In October 2013 Sarah Sense sent me an Email in which she stated the following about the My Basket Story series: “I feel that the piece connects/comments on the collector-artist relationship.”  This comment really piqued my interest and I asked her to explain what she had meant.  “I chose to live in Thailand,” Sense stated.  “It was a very isolating and vulnerable time for me.  I can’t remember what we were emailing about, but it came up that I was staying in Thailand and I had told you the reasons why.  You were really sympathetic with me and we wrote long emails and that’s when we became close. People’s lives get really busy and sometimes the people who you expect to be there to listen to you, aren’t. You were a listening ear and I was shattered. I was really grateful to you and to the digital letters. During that time, I was so desperate . . . that I created a stop-motion weaving video piece . . . .  This was the first time that I had created one of these . . . .  The video is of song lyrics written on the back of photographs of the Caribbean . . . and Thailand . . . .  I shot the handwritten text on the back of the photo before weaving them together. I then flipped the photo and the Caribbean and Thai landscapes are woven together on the front, while the text weaving was on the back. This inspired the journal writing on bamboo paper that I then wove together to abstract the text to be mostly unreadable.  All of this is really personal and . . . I incorporated it into the piece My Basket Story.  The text of the story is about how I came to weave photos in 2004 and why I wanted to learn the traditional weaving technique.  This is a perfect example of how my personal life and story is a part of my work.  It was . . . the stop motion video that inspired the piece and it was the personal story of being stranded in Thailand that made me work with bamboo paper and make this series.  It was a part of my healing process and you were also there during the process with encouraging emails.”

“For My Basket Story,” Sense concluded, “because it was so personal, I wanted someone who is really polite with me to have it.  The idea of having it split up and sold off wasn’t right, it made me really emotional to think about.   I didn’t know if you’d make such a big purchase, but I thought that I would give it a shot and I was beyond thrilled when you bought the series, even though one part of it had been sold.”
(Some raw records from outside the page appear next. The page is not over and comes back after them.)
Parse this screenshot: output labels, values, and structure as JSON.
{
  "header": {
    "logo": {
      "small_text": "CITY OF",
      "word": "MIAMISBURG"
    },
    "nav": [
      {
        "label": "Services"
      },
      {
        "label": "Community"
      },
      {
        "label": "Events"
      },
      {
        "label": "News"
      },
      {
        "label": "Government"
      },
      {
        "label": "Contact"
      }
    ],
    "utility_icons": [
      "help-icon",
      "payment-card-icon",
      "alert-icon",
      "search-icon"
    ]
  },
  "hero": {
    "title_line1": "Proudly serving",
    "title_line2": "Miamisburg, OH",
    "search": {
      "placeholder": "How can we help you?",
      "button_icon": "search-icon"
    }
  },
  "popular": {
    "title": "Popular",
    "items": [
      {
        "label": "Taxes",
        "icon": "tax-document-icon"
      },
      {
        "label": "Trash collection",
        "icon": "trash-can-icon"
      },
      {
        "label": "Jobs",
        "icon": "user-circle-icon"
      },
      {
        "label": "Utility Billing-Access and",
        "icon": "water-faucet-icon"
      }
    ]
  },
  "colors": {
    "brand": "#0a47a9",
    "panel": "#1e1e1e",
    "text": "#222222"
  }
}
As a collector, I am always honored when an artist states that he or she feels a particular work of art should be in my collection.  When Sarah Sense suggested that I acquire her entire My Basket Story series I was elated but also a bit nervous since it required a large financial commitment on my part.  After a brief discussion, Sarah proposed that the best way for me to acquire the series was to pay an agreed upon amount each month until the balance was paid off.  I readily accepted the offer and it is a decision I have never regretted.